WORK TO BE COMPLETED: Which of the lines below mention the word "label"? Pull each one out.

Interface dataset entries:
——
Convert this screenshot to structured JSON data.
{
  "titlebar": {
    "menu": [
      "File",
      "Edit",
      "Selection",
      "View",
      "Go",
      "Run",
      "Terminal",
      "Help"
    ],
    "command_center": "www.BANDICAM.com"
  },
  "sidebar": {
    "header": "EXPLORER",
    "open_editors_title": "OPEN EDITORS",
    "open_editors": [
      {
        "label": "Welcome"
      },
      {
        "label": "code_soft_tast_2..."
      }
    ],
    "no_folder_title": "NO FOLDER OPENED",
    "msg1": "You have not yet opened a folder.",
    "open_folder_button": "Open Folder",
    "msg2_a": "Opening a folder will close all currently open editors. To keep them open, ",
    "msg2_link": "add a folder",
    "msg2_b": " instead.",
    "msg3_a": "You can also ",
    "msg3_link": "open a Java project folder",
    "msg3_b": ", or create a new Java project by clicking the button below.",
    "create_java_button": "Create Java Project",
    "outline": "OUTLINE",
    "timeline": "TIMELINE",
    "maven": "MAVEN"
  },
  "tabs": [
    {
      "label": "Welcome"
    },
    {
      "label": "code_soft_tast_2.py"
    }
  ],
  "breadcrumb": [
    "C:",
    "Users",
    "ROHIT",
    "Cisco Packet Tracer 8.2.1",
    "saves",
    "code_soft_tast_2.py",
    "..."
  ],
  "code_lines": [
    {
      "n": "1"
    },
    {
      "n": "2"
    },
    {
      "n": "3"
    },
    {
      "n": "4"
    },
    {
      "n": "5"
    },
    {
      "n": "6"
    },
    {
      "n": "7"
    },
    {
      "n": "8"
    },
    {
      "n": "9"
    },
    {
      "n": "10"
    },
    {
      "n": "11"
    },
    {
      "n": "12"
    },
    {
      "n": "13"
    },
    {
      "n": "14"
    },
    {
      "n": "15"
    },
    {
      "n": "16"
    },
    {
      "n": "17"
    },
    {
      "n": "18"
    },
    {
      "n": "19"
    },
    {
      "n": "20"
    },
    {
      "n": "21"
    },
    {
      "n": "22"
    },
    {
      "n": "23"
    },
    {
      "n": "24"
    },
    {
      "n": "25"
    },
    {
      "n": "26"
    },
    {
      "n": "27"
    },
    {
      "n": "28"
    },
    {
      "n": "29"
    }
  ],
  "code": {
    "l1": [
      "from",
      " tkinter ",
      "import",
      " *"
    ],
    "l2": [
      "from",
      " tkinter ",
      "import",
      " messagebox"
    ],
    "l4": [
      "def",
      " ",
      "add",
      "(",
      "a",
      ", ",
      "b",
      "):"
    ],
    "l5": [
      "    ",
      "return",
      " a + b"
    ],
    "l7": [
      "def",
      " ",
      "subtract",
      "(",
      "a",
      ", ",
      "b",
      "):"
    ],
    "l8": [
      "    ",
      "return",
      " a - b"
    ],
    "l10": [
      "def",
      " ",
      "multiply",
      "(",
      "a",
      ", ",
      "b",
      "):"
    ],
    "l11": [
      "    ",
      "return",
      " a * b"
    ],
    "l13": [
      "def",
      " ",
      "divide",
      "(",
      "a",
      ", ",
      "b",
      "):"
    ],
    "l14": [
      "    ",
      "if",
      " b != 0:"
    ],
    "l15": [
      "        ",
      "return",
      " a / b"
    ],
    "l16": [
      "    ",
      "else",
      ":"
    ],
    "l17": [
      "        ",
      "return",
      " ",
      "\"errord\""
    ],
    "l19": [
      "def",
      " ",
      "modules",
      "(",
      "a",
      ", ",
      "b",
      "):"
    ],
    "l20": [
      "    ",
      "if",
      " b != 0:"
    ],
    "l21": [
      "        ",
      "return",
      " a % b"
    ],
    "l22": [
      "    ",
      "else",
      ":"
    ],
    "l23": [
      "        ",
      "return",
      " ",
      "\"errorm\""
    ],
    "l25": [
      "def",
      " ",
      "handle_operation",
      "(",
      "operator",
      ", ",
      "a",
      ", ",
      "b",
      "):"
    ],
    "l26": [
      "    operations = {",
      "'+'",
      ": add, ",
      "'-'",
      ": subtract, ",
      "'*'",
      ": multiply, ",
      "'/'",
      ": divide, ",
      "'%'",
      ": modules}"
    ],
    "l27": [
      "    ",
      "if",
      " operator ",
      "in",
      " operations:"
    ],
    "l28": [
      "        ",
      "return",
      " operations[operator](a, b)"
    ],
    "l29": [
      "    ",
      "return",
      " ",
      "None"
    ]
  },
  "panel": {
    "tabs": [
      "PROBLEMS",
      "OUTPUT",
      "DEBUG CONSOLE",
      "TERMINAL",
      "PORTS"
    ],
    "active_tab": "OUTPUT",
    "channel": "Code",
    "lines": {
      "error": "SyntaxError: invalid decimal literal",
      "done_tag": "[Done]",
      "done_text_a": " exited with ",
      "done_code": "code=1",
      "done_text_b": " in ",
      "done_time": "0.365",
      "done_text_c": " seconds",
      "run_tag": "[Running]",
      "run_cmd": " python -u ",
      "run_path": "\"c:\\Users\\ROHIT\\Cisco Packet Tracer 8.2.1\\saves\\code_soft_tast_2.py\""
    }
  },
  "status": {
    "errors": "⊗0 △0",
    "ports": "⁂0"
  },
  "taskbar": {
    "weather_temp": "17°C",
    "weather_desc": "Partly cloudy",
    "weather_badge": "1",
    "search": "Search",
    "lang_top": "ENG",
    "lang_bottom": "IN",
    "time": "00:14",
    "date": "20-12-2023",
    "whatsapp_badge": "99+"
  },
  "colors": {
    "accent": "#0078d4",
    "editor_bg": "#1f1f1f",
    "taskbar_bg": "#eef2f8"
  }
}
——
WRITTEN ANSWER:
        "label": "Welcome"
        "label": "code_soft_tast_2..."
      "label": "Welcome"
      "label": "code_soft_tast_2.py"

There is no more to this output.